START DATA SHOWN
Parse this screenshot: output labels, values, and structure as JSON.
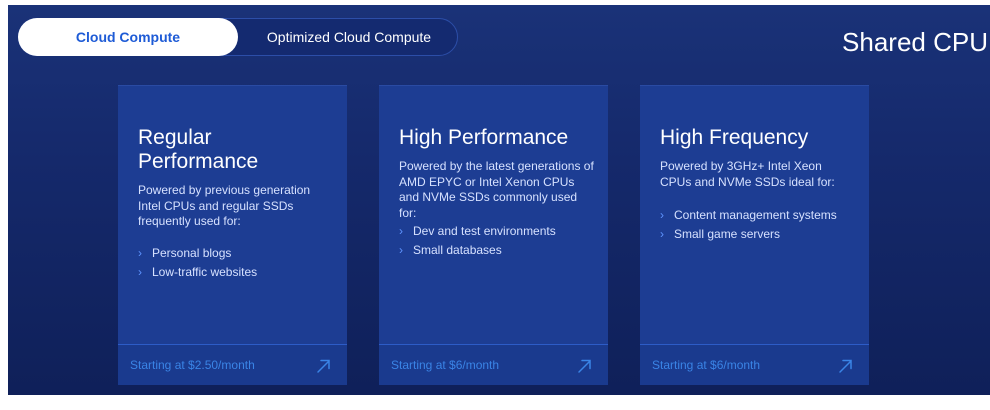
{
  "tabs": [
    {
      "label": "Cloud Compute",
      "active": true
    },
    {
      "label": "Optimized Cloud Compute",
      "active": false
    }
  ],
  "section_title": "Shared CPU",
  "cards": [
    {
      "title": "Regular Performance",
      "description": "Powered by previous generation Intel CPUs and regular SSDs frequently used for:",
      "items": [
        "Personal blogs",
        "Low-traffic websites"
      ],
      "price": "Starting at $2.50/month"
    },
    {
      "title": "High Performance",
      "description": "Powered by the latest generations of AMD EPYC or Intel Xenon CPUs and NVMe SSDs commonly used for:",
      "items": [
        "Dev and test environments",
        "Small databases"
      ],
      "price": "Starting at $6/month"
    },
    {
      "title": "High Frequency",
      "description": "Powered by 3GHz+ Intel Xeon CPUs and NVMe SSDs ideal for:",
      "items": [
        "Content management systems",
        "Small game servers"
      ],
      "price": "Starting at $6/month"
    }
  ],
  "icons": {
    "chevron": "chevron-right-icon",
    "arrow": "arrow-up-right-icon"
  },
  "colors": {
    "accent": "#3a84e6",
    "background": "#15296b",
    "card": "#1d3d93",
    "active_tab_text": "#1e5bd6"
  }
}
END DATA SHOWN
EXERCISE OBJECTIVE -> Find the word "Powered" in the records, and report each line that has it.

THE COMPLETED TASK ->
      "description": "Powered by previous generation Intel CPUs and regular SSDs frequently used for:",
      "description": "Powered by the latest generations of AMD EPYC or Intel Xenon CPUs and NVMe SSDs commonly used for:",
      "description": "Powered by 3GHz+ Intel Xeon CPUs and NVMe SSDs ideal for:",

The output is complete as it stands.